If those around us are constantly reminding us about our habits of anger and irritation or our lack of truthfulness or that we are constantly restless, they could be right. Very often, nature is trying to reach us through these remarks to guide us into self-transformation but unfortunately our egos interfere. Our resistance towards change and feeling ashamed to admit to our flaws, I believe are some of the biggest hurdles towards becoming the person we aspire to be and make the world a better place.
I realised that there is great benefit in accepting criticism from others. In this acceptance, and careful analysis of the seed of the criticism, we are given an immense opportunity for change. If we give our best attempt to perfect ourselves and wilfully work on our tendencies as and when they present in our lives, then life becomes a game. As we keep working on ourselves, the bigger picture of our true nature becomes clearer.
Whether we are dealing with anger, carelessness, sincerity- the basis of transformation remains the same. We must first be willing accept that we may be wrong, thereafter we can carefully and mindfully work on improving ourselves moment by moment. With the mindfulness of speech as well as the guidance of our Om Swami, we can surely rise above fits of anger or any tendency. And as He rightly said (here), with regards to anger, it could help to record ourselves when angry and re-listen to our piece of art. Or if the mindfulness is present, we can even postpone our anger-event to a future date.

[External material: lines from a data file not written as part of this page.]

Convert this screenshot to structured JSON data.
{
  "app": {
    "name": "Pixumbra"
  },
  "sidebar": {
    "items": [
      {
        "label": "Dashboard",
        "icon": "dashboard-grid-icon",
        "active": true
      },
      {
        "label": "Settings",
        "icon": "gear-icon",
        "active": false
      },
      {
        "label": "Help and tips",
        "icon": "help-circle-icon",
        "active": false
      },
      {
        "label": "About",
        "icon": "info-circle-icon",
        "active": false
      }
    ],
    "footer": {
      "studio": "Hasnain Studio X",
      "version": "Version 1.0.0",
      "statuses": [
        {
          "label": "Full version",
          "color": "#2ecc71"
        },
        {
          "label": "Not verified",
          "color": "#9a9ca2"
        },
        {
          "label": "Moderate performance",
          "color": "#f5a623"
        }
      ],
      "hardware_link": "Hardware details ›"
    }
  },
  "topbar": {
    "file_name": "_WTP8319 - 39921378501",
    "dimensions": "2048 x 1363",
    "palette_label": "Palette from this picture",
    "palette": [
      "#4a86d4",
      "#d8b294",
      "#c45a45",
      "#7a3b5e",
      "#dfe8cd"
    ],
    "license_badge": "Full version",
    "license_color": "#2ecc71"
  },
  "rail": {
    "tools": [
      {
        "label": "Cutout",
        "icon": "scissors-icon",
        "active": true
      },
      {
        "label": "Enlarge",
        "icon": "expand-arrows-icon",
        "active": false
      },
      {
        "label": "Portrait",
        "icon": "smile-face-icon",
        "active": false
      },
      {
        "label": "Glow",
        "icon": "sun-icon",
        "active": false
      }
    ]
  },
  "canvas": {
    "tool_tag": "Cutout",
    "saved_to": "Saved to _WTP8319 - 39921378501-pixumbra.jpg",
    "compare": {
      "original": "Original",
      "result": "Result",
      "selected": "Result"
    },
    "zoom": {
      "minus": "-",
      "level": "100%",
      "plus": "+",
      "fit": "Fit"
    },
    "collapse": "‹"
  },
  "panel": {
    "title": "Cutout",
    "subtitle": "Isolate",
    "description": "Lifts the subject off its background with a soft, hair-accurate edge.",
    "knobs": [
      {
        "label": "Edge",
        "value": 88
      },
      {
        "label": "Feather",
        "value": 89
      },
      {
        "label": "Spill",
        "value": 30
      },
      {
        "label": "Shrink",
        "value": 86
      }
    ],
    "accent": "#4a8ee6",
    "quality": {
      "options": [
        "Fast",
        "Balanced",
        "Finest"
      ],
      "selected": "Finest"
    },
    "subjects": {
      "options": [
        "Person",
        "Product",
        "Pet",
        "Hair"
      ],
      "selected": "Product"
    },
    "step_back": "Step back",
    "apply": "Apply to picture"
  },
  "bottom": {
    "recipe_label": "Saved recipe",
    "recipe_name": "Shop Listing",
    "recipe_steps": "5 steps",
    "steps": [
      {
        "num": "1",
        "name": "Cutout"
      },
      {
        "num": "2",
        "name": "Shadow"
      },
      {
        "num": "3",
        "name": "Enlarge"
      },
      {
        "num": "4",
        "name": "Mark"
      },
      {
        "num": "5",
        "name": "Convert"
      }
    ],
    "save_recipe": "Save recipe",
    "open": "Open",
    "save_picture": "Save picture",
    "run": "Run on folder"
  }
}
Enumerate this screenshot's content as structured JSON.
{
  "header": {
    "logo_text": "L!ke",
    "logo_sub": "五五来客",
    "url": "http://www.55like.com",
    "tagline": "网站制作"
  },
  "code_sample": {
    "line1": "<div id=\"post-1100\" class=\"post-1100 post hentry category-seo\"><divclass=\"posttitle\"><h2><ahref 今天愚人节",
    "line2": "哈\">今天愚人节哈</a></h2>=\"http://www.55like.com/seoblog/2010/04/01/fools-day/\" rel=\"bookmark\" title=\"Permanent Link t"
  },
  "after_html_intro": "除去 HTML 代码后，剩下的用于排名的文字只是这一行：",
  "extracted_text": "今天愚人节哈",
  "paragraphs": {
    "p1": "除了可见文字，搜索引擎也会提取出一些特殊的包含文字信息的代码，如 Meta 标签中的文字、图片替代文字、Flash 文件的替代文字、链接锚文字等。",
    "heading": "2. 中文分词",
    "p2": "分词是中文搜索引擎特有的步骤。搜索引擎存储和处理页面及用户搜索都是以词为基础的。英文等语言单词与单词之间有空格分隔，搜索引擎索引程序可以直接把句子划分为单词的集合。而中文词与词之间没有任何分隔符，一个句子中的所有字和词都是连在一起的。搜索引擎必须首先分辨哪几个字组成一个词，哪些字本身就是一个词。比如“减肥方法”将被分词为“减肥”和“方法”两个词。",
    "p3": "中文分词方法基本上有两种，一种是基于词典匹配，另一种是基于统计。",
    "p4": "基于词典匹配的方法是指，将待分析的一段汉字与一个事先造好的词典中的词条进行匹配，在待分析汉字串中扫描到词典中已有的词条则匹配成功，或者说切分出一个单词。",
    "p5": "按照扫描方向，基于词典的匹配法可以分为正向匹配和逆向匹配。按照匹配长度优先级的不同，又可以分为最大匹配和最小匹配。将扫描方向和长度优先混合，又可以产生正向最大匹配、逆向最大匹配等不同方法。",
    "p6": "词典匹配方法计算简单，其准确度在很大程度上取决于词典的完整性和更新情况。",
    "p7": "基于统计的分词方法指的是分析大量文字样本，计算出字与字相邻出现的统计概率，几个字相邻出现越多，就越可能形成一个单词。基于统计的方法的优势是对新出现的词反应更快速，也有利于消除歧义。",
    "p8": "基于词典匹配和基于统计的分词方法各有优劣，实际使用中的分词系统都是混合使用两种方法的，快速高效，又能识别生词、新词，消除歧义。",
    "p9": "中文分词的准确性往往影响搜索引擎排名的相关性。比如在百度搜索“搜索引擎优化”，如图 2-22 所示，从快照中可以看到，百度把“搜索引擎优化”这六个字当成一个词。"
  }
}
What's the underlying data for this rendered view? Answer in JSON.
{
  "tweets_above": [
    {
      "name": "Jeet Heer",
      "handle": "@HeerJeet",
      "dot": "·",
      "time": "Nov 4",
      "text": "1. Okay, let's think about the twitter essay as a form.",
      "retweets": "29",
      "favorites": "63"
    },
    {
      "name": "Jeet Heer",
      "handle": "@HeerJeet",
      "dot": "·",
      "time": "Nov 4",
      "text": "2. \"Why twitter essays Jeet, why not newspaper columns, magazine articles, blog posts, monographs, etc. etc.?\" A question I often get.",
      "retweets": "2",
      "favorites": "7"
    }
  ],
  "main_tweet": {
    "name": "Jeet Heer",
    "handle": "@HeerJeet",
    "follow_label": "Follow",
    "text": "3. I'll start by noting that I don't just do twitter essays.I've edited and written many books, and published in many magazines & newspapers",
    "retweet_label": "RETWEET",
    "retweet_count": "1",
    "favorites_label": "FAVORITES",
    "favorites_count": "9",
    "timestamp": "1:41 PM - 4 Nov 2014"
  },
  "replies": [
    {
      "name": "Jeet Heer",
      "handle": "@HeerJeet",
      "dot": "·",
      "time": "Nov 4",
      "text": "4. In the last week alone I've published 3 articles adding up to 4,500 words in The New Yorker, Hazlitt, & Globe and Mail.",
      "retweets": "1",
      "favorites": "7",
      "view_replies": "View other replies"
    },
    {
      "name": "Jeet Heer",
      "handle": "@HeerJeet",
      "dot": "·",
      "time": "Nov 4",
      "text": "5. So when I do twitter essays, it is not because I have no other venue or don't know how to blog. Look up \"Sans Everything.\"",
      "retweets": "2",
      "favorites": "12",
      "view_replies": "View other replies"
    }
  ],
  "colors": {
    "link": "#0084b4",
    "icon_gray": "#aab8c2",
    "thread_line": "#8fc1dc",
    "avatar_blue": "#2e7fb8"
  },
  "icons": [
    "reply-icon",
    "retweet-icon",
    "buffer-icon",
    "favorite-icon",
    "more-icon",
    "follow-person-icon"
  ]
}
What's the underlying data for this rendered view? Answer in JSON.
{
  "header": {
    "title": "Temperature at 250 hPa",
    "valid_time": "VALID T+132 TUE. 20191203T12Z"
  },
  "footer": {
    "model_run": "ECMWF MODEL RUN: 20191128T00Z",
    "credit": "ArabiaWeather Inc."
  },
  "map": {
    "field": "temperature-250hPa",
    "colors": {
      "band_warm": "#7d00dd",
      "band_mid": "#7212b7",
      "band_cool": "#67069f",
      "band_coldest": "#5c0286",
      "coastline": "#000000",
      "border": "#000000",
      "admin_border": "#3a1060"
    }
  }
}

And if those around us constantly state that we should be more caring, perhaps they are right. If we take comments from our friends and family as prompts to perfect ourselves, we stop taking things personally and gradually, a deep sense of peace engulfs us. So, if I hear any of these statements (or you may have heard other more beautiful statements…), I genuinely try to see if there is truth to any of it.
“You have a lot of anger within you. Go fix your attitude.”
“Pay attention to your tone of voice. Why are you so harsh when you talk to me?”
“Why are you always so negative!?”
“Please, watch what you are doing. Be more careful.”
“Why are you so nice to others? But at home you are the devil incarnate!”
Of course, I am in no way stating that we must put up with constant criticism which shatters our self-esteem, at all. We should stand up for ourselves wisely. But sometimes, those who truly want the best for us, do show us the mirror of our actions through their words. So it may take some practice and careful analysis to reach the core of the matter. Before dismissing critical remarks, it may be beneficial for us to contemplate and ask ourselves whether there is any truth to these. If we analyse sincerely and detect any truth, the journey of transformation begins. But keep it quiet, the other person doesn’t need to know s/he is right. Just kidding.
Sometimes we ought to let our success (in transforming ourselves) make all the noise. And when your loving household experiences deep peace in your presence, don’t worry, they won’t praise you. They’ll even pretend they didn’t notice anything. But at least you will be happy and fulfilled, with an arrogant smirk on your face! It’s worth a try- but without the arrogant smile:)